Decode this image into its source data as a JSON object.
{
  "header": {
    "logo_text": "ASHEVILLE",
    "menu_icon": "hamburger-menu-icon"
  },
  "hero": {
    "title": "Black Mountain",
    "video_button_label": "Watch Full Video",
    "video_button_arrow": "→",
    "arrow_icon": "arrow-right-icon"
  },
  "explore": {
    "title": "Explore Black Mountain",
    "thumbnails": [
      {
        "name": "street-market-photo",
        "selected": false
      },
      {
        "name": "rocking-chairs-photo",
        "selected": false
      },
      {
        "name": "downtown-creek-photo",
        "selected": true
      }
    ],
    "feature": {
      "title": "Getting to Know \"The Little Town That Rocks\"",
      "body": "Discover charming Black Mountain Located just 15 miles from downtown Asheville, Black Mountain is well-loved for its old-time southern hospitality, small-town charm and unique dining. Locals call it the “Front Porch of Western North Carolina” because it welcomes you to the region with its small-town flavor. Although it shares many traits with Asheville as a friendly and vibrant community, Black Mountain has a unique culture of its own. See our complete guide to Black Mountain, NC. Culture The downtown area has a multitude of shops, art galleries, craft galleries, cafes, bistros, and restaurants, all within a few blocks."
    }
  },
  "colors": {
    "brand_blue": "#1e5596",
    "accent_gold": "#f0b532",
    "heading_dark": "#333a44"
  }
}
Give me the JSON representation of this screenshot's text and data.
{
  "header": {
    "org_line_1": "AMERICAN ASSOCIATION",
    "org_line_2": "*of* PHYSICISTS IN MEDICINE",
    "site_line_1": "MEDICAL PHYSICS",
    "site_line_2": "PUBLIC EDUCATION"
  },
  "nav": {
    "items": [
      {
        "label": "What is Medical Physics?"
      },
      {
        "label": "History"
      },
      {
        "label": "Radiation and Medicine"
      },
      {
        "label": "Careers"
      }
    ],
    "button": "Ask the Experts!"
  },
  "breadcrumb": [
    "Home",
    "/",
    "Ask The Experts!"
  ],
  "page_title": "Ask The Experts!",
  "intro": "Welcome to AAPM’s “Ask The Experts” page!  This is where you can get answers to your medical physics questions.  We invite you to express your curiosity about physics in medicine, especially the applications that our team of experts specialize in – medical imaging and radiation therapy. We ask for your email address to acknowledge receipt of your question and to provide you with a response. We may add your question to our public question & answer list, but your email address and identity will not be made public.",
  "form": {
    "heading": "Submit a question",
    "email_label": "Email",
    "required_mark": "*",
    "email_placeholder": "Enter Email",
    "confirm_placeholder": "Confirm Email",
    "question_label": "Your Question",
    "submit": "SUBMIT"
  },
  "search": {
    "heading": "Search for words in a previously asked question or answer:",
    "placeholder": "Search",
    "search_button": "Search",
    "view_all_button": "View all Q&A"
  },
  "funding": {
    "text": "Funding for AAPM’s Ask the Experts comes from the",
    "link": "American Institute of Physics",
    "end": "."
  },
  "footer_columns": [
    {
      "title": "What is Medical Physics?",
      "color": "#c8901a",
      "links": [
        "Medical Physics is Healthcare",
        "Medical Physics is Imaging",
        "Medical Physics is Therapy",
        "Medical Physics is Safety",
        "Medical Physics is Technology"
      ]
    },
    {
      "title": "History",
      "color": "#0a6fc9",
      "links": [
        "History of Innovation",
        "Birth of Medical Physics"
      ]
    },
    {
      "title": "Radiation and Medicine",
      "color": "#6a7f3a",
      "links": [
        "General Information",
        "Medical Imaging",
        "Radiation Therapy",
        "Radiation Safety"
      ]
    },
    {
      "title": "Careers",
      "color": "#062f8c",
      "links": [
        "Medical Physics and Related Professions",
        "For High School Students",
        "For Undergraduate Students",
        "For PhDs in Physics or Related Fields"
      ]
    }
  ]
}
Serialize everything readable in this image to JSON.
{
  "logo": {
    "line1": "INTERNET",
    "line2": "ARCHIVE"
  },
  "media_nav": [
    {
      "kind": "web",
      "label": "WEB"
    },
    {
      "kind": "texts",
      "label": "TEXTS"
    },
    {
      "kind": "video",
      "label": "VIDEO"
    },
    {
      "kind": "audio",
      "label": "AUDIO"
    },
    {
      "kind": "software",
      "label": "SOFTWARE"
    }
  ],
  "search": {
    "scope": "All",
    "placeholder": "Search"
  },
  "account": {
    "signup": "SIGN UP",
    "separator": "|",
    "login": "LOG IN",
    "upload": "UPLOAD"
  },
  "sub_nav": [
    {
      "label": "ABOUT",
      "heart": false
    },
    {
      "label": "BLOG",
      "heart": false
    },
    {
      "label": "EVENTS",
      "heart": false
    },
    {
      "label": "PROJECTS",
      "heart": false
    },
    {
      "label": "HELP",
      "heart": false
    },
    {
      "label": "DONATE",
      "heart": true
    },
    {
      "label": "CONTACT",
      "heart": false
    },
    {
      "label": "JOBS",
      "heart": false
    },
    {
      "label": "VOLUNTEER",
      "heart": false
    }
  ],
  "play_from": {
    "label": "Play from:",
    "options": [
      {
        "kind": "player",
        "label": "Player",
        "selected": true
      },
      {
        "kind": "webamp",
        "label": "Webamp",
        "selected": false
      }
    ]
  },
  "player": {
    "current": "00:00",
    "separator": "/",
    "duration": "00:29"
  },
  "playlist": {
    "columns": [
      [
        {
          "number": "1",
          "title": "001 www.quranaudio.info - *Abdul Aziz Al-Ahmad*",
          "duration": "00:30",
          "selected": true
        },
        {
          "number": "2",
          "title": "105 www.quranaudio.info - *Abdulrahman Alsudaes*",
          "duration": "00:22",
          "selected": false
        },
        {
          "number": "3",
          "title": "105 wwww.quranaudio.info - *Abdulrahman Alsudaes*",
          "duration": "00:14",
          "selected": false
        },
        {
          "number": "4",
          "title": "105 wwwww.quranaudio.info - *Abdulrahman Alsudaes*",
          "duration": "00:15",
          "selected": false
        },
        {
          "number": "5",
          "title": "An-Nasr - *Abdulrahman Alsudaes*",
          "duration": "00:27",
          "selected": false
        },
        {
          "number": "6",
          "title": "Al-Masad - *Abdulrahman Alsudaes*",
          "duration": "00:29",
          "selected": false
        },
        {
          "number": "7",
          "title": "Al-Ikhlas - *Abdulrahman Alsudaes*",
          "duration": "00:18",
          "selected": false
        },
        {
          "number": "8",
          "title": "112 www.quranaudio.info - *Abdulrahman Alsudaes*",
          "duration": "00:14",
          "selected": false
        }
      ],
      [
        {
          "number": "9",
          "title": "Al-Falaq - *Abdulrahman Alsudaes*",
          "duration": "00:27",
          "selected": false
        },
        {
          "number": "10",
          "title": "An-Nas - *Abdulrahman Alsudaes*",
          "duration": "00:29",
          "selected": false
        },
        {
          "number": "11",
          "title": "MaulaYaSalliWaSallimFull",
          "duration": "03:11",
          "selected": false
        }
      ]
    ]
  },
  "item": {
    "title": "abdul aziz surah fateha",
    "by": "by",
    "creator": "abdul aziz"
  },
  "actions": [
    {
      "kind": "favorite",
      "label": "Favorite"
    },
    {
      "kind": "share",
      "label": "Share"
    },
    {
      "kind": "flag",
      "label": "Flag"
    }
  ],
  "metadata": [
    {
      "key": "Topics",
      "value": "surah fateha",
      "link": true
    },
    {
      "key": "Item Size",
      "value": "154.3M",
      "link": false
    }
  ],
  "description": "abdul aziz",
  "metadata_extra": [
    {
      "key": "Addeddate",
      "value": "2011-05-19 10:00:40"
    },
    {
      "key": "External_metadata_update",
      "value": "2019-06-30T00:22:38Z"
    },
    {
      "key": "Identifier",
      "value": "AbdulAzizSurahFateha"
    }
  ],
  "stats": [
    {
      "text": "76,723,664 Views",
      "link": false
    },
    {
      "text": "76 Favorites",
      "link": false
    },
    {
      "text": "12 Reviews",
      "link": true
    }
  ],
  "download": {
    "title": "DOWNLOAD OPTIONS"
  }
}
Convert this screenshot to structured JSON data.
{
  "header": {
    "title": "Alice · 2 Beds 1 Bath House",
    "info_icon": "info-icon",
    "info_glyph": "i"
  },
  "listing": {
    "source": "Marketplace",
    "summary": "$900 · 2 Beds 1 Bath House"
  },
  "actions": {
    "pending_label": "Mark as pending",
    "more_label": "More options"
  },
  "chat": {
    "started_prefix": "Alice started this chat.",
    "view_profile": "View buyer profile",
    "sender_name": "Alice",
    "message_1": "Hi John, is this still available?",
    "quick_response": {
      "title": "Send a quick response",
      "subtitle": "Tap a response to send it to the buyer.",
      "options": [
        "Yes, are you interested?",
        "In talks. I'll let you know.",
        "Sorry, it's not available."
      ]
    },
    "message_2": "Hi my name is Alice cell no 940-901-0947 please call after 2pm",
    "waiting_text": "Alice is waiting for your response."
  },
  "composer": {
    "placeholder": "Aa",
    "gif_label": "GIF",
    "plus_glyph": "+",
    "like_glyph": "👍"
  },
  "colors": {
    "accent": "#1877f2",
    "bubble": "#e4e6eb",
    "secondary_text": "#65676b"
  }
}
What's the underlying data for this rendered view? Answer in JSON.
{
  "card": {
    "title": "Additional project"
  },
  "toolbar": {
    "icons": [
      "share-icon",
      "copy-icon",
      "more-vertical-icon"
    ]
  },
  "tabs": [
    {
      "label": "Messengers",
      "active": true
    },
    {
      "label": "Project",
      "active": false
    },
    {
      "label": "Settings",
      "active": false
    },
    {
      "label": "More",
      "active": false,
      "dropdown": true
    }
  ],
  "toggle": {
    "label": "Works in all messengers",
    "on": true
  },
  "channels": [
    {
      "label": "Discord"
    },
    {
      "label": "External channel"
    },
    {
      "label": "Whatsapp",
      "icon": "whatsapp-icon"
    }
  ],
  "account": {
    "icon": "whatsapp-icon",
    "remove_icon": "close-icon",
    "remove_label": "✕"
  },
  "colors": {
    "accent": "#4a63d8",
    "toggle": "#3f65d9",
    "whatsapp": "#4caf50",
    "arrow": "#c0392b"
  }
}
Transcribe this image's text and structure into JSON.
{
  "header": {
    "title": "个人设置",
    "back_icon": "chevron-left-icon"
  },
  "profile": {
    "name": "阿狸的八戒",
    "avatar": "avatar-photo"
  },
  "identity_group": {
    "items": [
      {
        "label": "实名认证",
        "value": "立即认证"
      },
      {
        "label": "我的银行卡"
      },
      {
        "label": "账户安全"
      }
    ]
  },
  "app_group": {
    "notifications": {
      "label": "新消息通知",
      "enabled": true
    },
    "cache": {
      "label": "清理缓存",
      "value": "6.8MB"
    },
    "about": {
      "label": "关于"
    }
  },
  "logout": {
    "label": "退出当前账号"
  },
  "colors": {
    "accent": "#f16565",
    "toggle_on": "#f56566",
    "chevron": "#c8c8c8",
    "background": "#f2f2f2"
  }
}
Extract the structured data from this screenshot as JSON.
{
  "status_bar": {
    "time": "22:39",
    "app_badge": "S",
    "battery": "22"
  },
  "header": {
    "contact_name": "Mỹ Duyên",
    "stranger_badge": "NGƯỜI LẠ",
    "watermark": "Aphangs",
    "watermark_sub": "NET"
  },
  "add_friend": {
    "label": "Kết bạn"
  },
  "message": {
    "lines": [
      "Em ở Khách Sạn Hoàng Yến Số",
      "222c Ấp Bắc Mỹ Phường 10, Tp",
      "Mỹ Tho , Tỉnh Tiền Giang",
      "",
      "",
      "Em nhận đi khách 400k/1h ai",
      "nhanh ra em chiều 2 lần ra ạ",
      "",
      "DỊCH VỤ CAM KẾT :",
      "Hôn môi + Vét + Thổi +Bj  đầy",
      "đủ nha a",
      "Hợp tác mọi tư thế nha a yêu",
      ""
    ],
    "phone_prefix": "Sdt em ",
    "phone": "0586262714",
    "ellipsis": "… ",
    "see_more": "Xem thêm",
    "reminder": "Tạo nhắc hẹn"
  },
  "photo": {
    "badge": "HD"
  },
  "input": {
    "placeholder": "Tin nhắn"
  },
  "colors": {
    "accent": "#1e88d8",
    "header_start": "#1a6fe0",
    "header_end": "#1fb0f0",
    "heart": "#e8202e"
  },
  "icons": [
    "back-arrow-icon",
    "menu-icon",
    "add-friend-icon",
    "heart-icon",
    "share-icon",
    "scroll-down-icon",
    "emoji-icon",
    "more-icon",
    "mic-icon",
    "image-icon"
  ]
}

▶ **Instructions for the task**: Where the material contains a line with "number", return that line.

▶ **Exercise response**:
          "number": "1",
          "number": "2",
          "number": "3",
          "number": "4",
          "number": "5",
          "number": "6",
          "number": "7",
          "number": "8",
          "number": "9",
          "number": "10",
          "number": "11",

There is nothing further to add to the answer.